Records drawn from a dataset

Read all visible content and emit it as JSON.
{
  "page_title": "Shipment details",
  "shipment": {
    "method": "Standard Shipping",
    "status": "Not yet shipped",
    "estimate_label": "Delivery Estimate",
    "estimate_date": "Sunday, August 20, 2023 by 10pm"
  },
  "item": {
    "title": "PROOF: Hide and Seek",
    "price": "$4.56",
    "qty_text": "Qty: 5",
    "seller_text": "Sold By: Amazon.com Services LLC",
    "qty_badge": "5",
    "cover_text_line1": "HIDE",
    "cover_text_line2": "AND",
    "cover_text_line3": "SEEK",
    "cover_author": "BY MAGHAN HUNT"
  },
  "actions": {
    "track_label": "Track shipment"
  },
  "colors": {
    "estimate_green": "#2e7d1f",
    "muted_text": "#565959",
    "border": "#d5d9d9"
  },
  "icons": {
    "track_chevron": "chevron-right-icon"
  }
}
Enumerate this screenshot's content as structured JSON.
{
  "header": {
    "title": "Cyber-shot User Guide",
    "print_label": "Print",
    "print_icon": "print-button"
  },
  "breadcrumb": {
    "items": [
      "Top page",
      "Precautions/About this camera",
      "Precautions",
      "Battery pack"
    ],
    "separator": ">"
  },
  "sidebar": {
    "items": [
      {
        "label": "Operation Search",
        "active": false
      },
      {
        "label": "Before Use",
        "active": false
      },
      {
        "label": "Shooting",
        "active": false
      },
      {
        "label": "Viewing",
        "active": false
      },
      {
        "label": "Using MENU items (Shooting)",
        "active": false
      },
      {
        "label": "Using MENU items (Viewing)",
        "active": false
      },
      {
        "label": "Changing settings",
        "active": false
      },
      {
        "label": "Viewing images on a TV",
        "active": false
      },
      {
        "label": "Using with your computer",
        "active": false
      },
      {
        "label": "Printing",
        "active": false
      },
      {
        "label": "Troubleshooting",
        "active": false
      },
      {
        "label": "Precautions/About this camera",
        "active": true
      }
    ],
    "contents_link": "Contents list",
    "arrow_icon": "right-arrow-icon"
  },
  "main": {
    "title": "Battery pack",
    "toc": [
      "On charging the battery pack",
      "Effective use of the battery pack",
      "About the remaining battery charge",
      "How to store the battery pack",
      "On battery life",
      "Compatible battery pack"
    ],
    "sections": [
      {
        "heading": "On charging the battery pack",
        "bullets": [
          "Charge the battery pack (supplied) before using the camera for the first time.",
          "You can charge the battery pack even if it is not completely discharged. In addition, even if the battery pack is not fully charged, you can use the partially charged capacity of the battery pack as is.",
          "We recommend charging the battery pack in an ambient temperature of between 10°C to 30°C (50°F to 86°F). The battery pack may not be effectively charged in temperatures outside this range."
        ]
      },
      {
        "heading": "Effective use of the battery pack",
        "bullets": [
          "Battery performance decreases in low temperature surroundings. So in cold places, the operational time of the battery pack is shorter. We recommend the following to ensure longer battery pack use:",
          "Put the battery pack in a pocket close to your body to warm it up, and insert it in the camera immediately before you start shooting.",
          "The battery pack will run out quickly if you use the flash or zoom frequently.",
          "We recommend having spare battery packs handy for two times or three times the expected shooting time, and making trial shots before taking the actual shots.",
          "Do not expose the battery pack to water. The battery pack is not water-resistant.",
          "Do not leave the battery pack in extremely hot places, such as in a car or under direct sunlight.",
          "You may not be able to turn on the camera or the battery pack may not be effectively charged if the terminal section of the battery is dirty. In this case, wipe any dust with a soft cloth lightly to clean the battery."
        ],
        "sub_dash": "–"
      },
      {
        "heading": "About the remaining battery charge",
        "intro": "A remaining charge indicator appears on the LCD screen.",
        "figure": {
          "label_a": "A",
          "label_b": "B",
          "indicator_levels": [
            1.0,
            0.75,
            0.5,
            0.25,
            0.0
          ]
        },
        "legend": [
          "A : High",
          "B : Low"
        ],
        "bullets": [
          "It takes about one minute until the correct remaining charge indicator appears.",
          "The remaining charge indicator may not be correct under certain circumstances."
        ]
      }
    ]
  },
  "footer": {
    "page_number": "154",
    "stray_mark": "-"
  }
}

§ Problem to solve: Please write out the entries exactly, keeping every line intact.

§ Response to the task:
Read all visible content and emit it as JSON.
{
  "page_title": "Shipment details",
  "shipment": {
    "method": "Standard Shipping",
    "status": "Not yet shipped",
    "estimate_label": "Delivery Estimate",
    "estimate_date": "Sunday, August 20, 2023 by 10pm"
  },
  "item": {
    "title": "PROOF: Hide and Seek",
    "price": "$4.56",
    "qty_text": "Qty: 5",
    "seller_text": "Sold By: Amazon.com Services LLC",
    "qty_badge": "5",
    "cover_text_line1": "HIDE",
    "cover_text_line2": "AND",
    "cover_text_line3": "SEEK",
    "cover_author": "BY MAGHAN HUNT"
  },
  "actions": {
    "track_label": "Track shipment"
  },
  "colors": {
    "estimate_green": "#2e7d1f",
    "muted_text": "#565959",
    "border": "#d5d9d9"
  },
  "icons": {
    "track_chevron": "chevron-right-icon"
  }
}
Enumerate this screenshot's content as structured JSON.
{
  "header": {
    "title": "Cyber-shot User Guide",
    "print_label": "Print",
    "print_icon": "print-button"
  },
  "breadcrumb": {
    "items": [
      "Top page",
      "Precautions/About this camera",
      "Precautions",
      "Battery pack"
    ],
    "separator": ">"
  },
  "sidebar": {
    "items": [
      {
        "label": "Operation Search",
        "active": false
      },
      {
        "label": "Before Use",
        "active": false
      },
      {
        "label": "Shooting",
        "active": false
      },
      {
        "label": "Viewing",
        "active": false
      },
      {
        "label": "Using MENU items (Shooting)",
        "active": false
      },
      {
        "label": "Using MENU items (Viewing)",
        "active": false
      },
      {
        "label": "Changing settings",
        "active": false
      },
      {
        "label": "Viewing images on a TV",
        "active": false
      },
      {
        "label": "Using with your computer",
        "active": false
      },
      {
        "label": "Printing",
        "active": false
      },
      {
        "label": "Troubleshooting",
        "active": false
      },
      {
        "label": "Precautions/About this camera",
        "active": true
      }
    ],
    "contents_link": "Contents list",
    "arrow_icon": "right-arrow-icon"
  },
  "main": {
    "title": "Battery pack",
    "toc": [
      "On charging the battery pack",
      "Effective use of the battery pack",
      "About the remaining battery charge",
      "How to store the battery pack",
      "On battery life",
      "Compatible battery pack"
    ],
    "sections": [
      {
        "heading": "On charging the battery pack",
        "bullets": [
          "Charge the battery pack (supplied) before using the camera for the first time.",
          "You can charge the battery pack even if it is not completely discharged. In addition, even if the battery pack is not fully charged, you can use the partially charged capacity of the battery pack as is.",
          "We recommend charging the battery pack in an ambient temperature of between 10°C to 30°C (50°F to 86°F). The battery pack may not be effectively charged in temperatures outside this range."
        ]
      },
      {
        "heading": "Effective use of the battery pack",
        "bullets": [
          "Battery performance decreases in low temperature surroundings. So in cold places, the operational time of the battery pack is shorter. We recommend the following to ensure longer battery pack use:",
          "Put the battery pack in a pocket close to your body to warm it up, and insert it in the camera immediately before you start shooting.",
          "The battery pack will run out quickly if you use the flash or zoom frequently.",
          "We recommend having spare battery packs handy for two times or three times the expected shooting time, and making trial shots before taking the actual shots.",
          "Do not expose the battery pack to water. The battery pack is not water-resistant.",
          "Do not leave the battery pack in extremely hot places, such as in a car or under direct sunlight.",
          "You may not be able to turn on the camera or the battery pack may not be effectively charged if the terminal section of the battery is dirty. In this case, wipe any dust with a soft cloth lightly to clean the battery."
        ],
        "sub_dash": "–"
      },
      {
        "heading": "About the remaining battery charge",
        "intro": "A remaining charge indicator appears on the LCD screen.",
        "figure": {
          "label_a": "A",
          "label_b": "B",
          "indicator_levels": [
            1.0,
            0.75,
            0.5,
            0.25,
            0.0
          ]
        },
        "legend": [
          "A : High",
          "B : Low"
        ],
        "bullets": [
          "It takes about one minute until the correct remaining charge indicator appears.",
          "The remaining charge indicator may not be correct under certain circumstances."
        ]
      }
    ]
  },
  "footer": {
    "page_number": "154",
    "stray_mark": "-"
  }
}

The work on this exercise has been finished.